A Changing Market
Unfortunately for GameStop, the coming changes can't be stopped and it knows it. From the 2011 annual report: “We expect that future growth in the video game industry will be driven by the sale of video games delivered in digital form and the expansion of other forms of gaming.” And “Our financial results depend on our ability to take trade-ins of, and sell, used video game products and used mobile devices within our stores.” Basically, a move to digital distribution is going to be a big issue for the 40% of revenue earned from new product sales and the 25% or so of revenue that comes from used items.
Not an Attack
The thing about the coming shift is that it is less about an attack on GameStop than it is about changing customer patterns. The move to online play has been happening for years, with massive multiplayer games sold by Activision Blizzard and Electronic Arts (NASDAQ: EA) making use of the Internet to allow gamers to play with and against each other for quite some time now. This has gotten gamers very comfortable with the use of the Internet as it relates to their hard-core gaming.
This shift will be good for the game makers, with Electronic Arts' CFO Blake Jorgensen explaining why in a recent quarterly conference call, highlighting that digitally delivered products “have no physical goods costs, and there is no associated price protection. Eliminating these expenses provides greater savings resulting in higher margins.”
Still, both Activision and Electron Arts are working to make the digital shift happen because their customers desire it. The game console companies, meanwhile, are also working toward that same end, with Sony's (NYSE: SNE) new PlayStation a prime example. Its likely use of the so-called “cloud” was telegraphed by the purchase of Gaikai, a cloud gaming network, in 2012. All of these companies are set to benefit from this change.

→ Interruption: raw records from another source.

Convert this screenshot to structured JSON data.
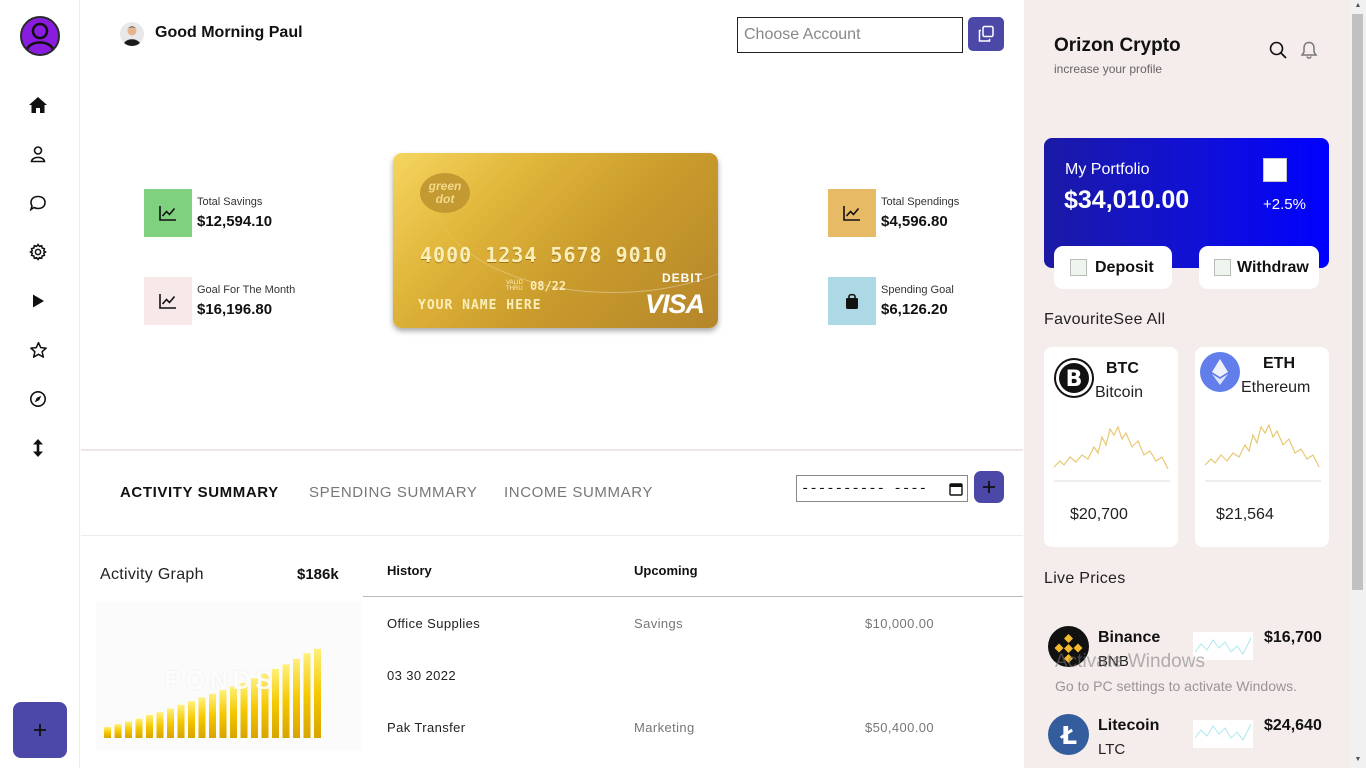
{
  "header": {
    "greeting": "Good Morning Paul",
    "account_placeholder": "Choose Account"
  },
  "stats": {
    "total_savings": {
      "label": "Total Savings",
      "value": "$12,594.10",
      "color": "#7fd07f"
    },
    "goal_month": {
      "label": "Goal For The Month",
      "value": "$16,196.80",
      "color": "#f7e9e9"
    },
    "total_spendings": {
      "label": "Total Spendings",
      "value": "$4,596.80",
      "color": "#e7ba66"
    },
    "spending_goal": {
      "label": "Spending Goal",
      "value": "$6,126.20",
      "color": "#add8e6"
    }
  },
  "card": {
    "brand": "green dot",
    "number": "4000 1234 5678 9010",
    "valid_label": "VALID THRU",
    "expiry": "08/22",
    "holder": "YOUR NAME HERE",
    "type": "DEBIT",
    "network": "VISA"
  },
  "tabs": [
    {
      "label": "ACTIVITY SUMMARY",
      "active": true
    },
    {
      "label": "SPENDING SUMMARY",
      "active": false
    },
    {
      "label": "INCOME SUMMARY",
      "active": false
    }
  ],
  "date_field": {
    "value": "---------- ----"
  },
  "activity": {
    "title": "Activity Graph",
    "total": "$186k",
    "watermark": "PONDS",
    "bar_levels": [
      0.12,
      0.15,
      0.18,
      0.21,
      0.25,
      0.28,
      0.32,
      0.36,
      0.4,
      0.44,
      0.48,
      0.52,
      0.56,
      0.6,
      0.65,
      0.7,
      0.75,
      0.8,
      0.86,
      0.92,
      0.97
    ]
  },
  "history": {
    "col_history": "History",
    "col_upcoming": "Upcoming",
    "rows": [
      {
        "name": "Office Supplies",
        "category": "Savings",
        "amount": "$10,000.00"
      },
      {
        "name": "03 30 2022",
        "category": "",
        "amount": ""
      },
      {
        "name": "Pak Transfer",
        "category": "Marketing",
        "amount": "$50,400.00"
      }
    ]
  },
  "panel": {
    "title": "Orizon Crypto",
    "subtitle": "increase your profile",
    "portfolio": {
      "label": "My Portfolio",
      "amount": "$34,010.00",
      "change": "+2.5%",
      "deposit": "Deposit",
      "withdraw": "Withdraw"
    },
    "favourite_label": "Favourite",
    "see_all": "See All",
    "favourites": [
      {
        "symbol": "BTC",
        "name": "Bitcoin",
        "price": "$20,700",
        "color": "#111111"
      },
      {
        "symbol": "ETH",
        "name": "Ethereum",
        "price": "$21,564",
        "color": "#627eea"
      }
    ],
    "live_label": "Live Prices",
    "live": [
      {
        "name": "Binance",
        "ticker": "BNB",
        "price": "$16,700",
        "color": "#f3ba2f"
      },
      {
        "name": "Litecoin",
        "ticker": "LTC",
        "price": "$24,640",
        "color": "#345d9d"
      }
    ]
  },
  "watermark": {
    "line1": "Activate Windows",
    "line2": "Go to PC settings to activate Windows."
  },
  "colors": {
    "accent": "#4b48a8",
    "panel_bg": "#f5ecec",
    "portfolio": "#1010d8"
  }
}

Sony's Shuhei Yoshida, for example, recently explained the potential to the Guardian: “PS4 will be similar to PS Vita in that every game will be available as a digital download, and some will also be available as a disc... we can have more small games that might be free or available for a couple of dollars, or different services like free-to-play or subscription models.” Clearly the company's aspirations for a shift to the cloud are big and open to growth.
GameStop has been working to defend the sale of physical product by going to the game companies with research and data. It highlights such facts as the small percentage of new games that are traded in within the first three months of release (used games are, thus, not a competitive threat to new games) and that trade ins provide customers a means to purchase new games.
In addition, GameStop is expanding its used platform to include other devices, notably Apple products. The iPads and similar devices that are increasingly in demand are a great way to help maintain the used business. So long as there is hardware needed to play games the company can support a secondary market of some sort.
These are great blocking and tackling exercises that will probably help in the near term. They won't change the long-term trend.
GameStop is also moving online. It runs an online video game platform called Kongregate.com, a digital PC distribution platform called Impulse, and Spawn Labs, a streaming technology company. Management sees the writing on the wall and is acting. That's a good sign, the only problem is that the company really can't change the ultimate outcome, which is the likely removal of the physical middle man.
The Elephant in the middle of the Room
GameStop could survive, of course, but it will be a vastly different company. With so many stores, GameStop has a big weight around its neck. Investors should watch from the sidelines to see if it can successfully follow its customers into the digital realm.
Reuben Gregg Brewer has no position in any stocks mentioned. The Motley Fool recommends Activision Blizzard and Apple. The Motley Fool owns shares of Activision Blizzard, Apple, and GameStop. Try any of our Foolish newsletter services free for 30 days. We Fools may not all hold the same opinions, but we all believe that considering a diverse range of insights makes us better investors. The Motley Fool has a disclosure policy. Is this post wrong? Click here. Think you can do better? Join us and write your own!